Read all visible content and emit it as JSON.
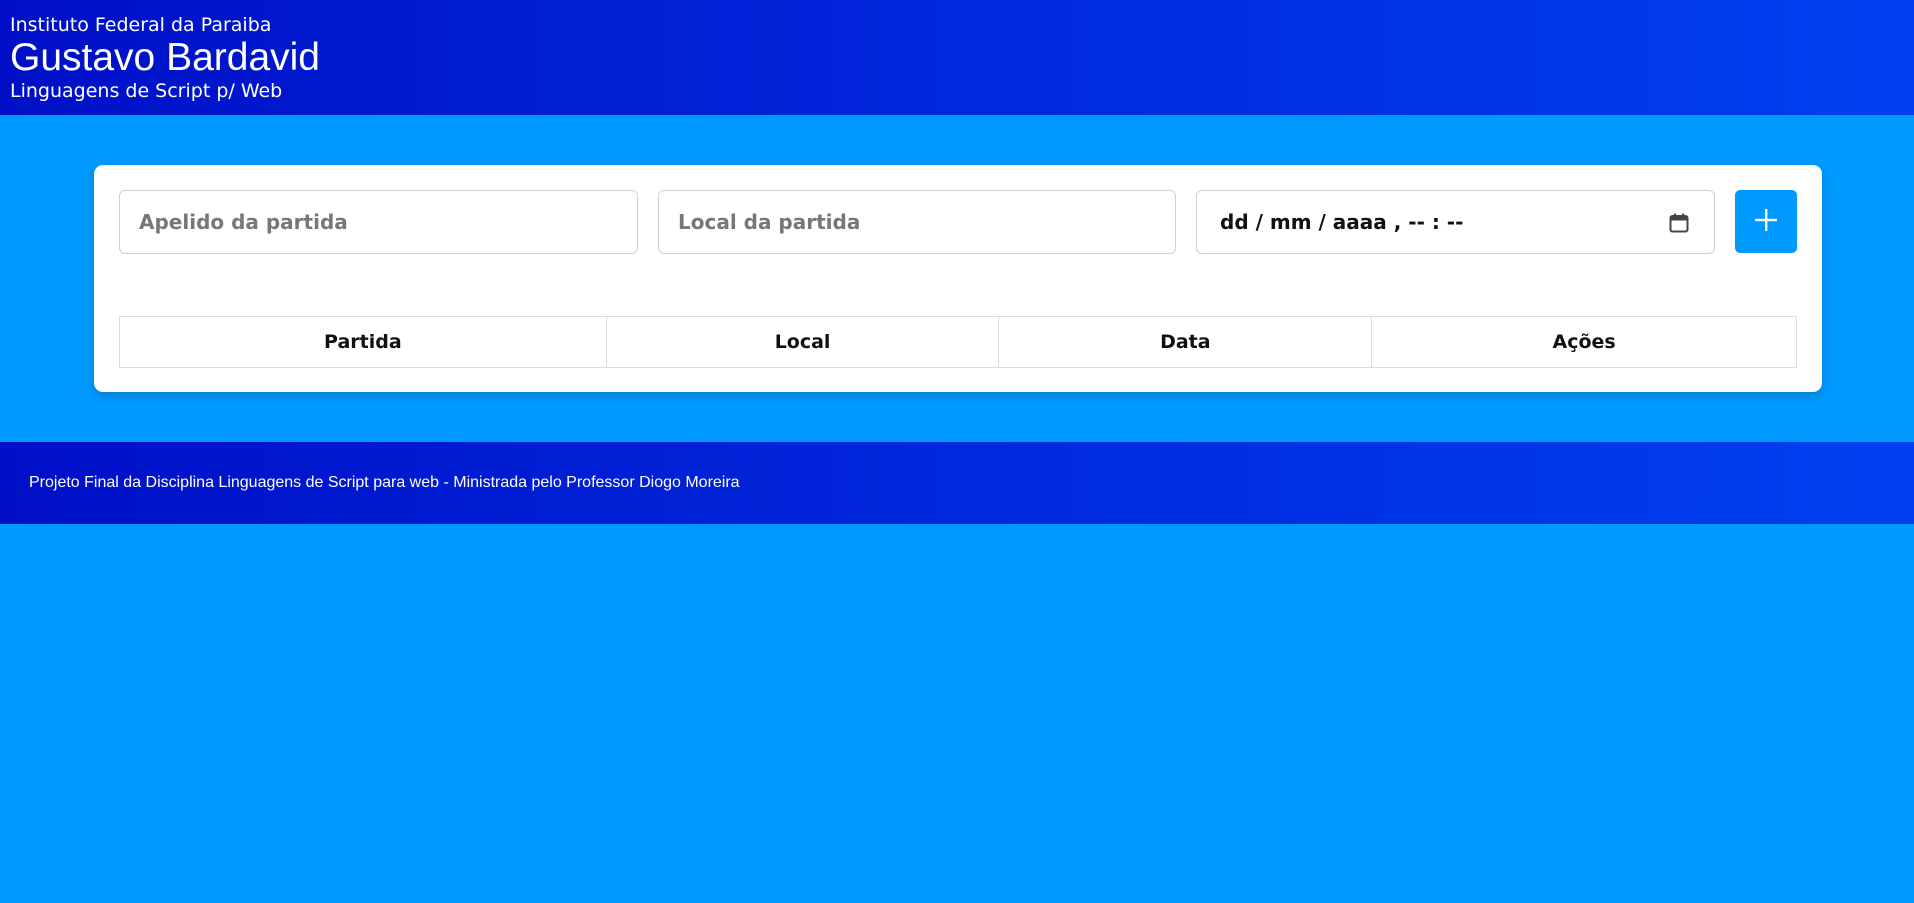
{
  "header": {
    "institute": "Instituto Federal da Paraiba",
    "name": "Gustavo Bardavid",
    "course": "Linguagens de Script p/ Web"
  },
  "form": {
    "nickname_placeholder": "Apelido da partida",
    "location_placeholder": "Local da partida",
    "datetime_display": "dd / mm / aaaa ,  -- : --",
    "add_button_icon": "plus-icon"
  },
  "table": {
    "headers": [
      "Partida",
      "Local",
      "Data",
      "Ações"
    ],
    "rows": []
  },
  "footer": {
    "text": "Projeto Final da Disciplina Linguagens de Script para web - Ministrada pelo Professor Diogo Moreira"
  },
  "colors": {
    "background": "#0099ff",
    "header_gradient_start": "#0010c8",
    "header_gradient_end": "#0040f0",
    "button": "#0099ff"
  }
}
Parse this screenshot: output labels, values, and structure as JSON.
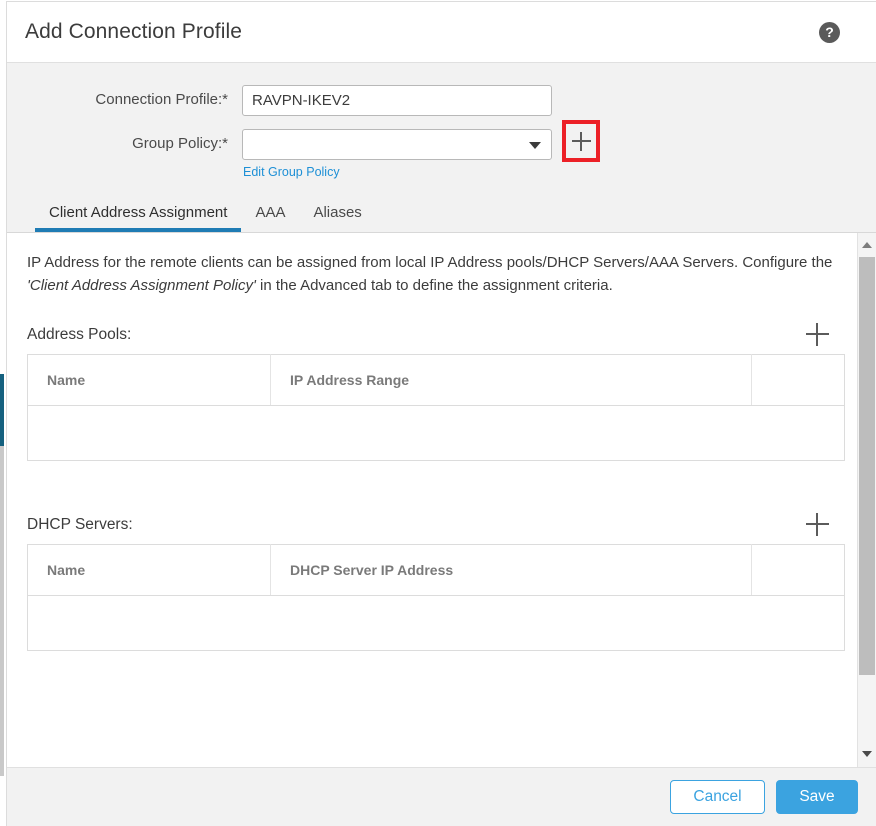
{
  "dialog": {
    "title": "Add Connection Profile",
    "help_icon_glyph": "?"
  },
  "form": {
    "connection_profile": {
      "label": "Connection Profile:*",
      "value": "RAVPN-IKEV2",
      "placeholder": ""
    },
    "group_policy": {
      "label": "Group Policy:*",
      "value": "",
      "placeholder": "",
      "edit_link": "Edit Group Policy",
      "add_button_glyph": "+",
      "highlight_color": "#ec2027"
    }
  },
  "tabs": [
    {
      "label": "Client Address Assignment",
      "active": true
    },
    {
      "label": "AAA",
      "active": false
    },
    {
      "label": "Aliases",
      "active": false
    }
  ],
  "content": {
    "intro_part1": "IP Address for the remote clients can be assigned from local IP Address pools/DHCP Servers/AAA Servers. Configure the ",
    "intro_emphasis": "'Client Address Assignment Policy'",
    "intro_part2": " in the Advanced tab to define the assignment criteria.",
    "address_pools": {
      "title": "Address Pools:",
      "add_glyph": "+",
      "columns": [
        "Name",
        "IP Address Range",
        ""
      ],
      "rows": []
    },
    "dhcp_servers": {
      "title": "DHCP Servers:",
      "add_glyph": "+",
      "columns": [
        "Name",
        "DHCP Server IP Address",
        ""
      ],
      "rows": []
    }
  },
  "scrollbar": {
    "up_arrow": "▲",
    "down_arrow": "▼"
  },
  "footer": {
    "cancel_label": "Cancel",
    "save_label": "Save",
    "accent_color": "#3ba3e0"
  }
}
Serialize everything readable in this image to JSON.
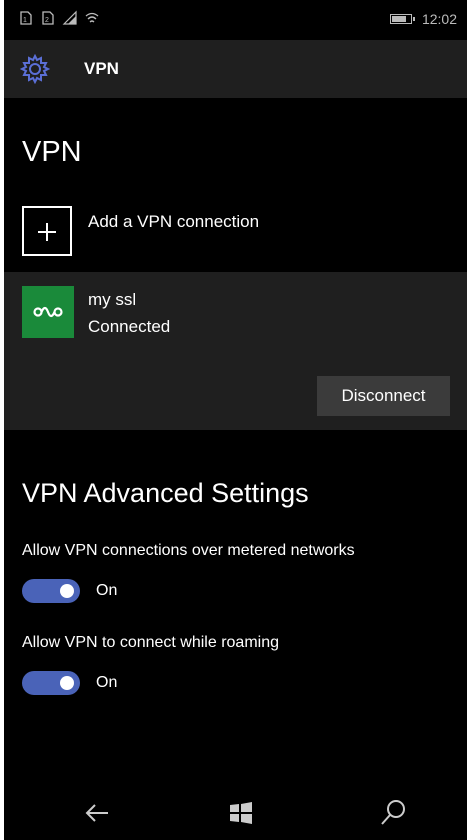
{
  "status_bar": {
    "icons": [
      "sim-card-icon",
      "sim-card-icon",
      "cellular-signal-icon",
      "wifi-icon",
      "battery-icon"
    ],
    "time": "12:02",
    "battery_level": 0.85
  },
  "header": {
    "title": "VPN",
    "icon": "gear-icon"
  },
  "page": {
    "title": "VPN"
  },
  "add_connection": {
    "label": "Add a VPN connection",
    "icon": "plus-icon"
  },
  "connection": {
    "name": "my ssl",
    "status": "Connected",
    "icon": "vpn-link-icon",
    "tile_color": "#1a8a3a",
    "disconnect_label": "Disconnect"
  },
  "advanced": {
    "title": "VPN Advanced Settings",
    "settings": [
      {
        "label": "Allow VPN connections over metered networks",
        "state": "On"
      },
      {
        "label": "Allow VPN to connect while roaming",
        "state": "On"
      }
    ],
    "accent_color": "#4a63b8"
  },
  "nav": {
    "icons": [
      "back-arrow-icon",
      "windows-start-icon",
      "search-icon"
    ]
  }
}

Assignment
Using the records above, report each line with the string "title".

Exercise solution
    "title": "Add Connection Profile",
      "title": "Address Pools:",
      "title": "DHCP Servers:",
    "title": "VPN",
    "title": "VPN"
    "title": "VPN Advanced Settings",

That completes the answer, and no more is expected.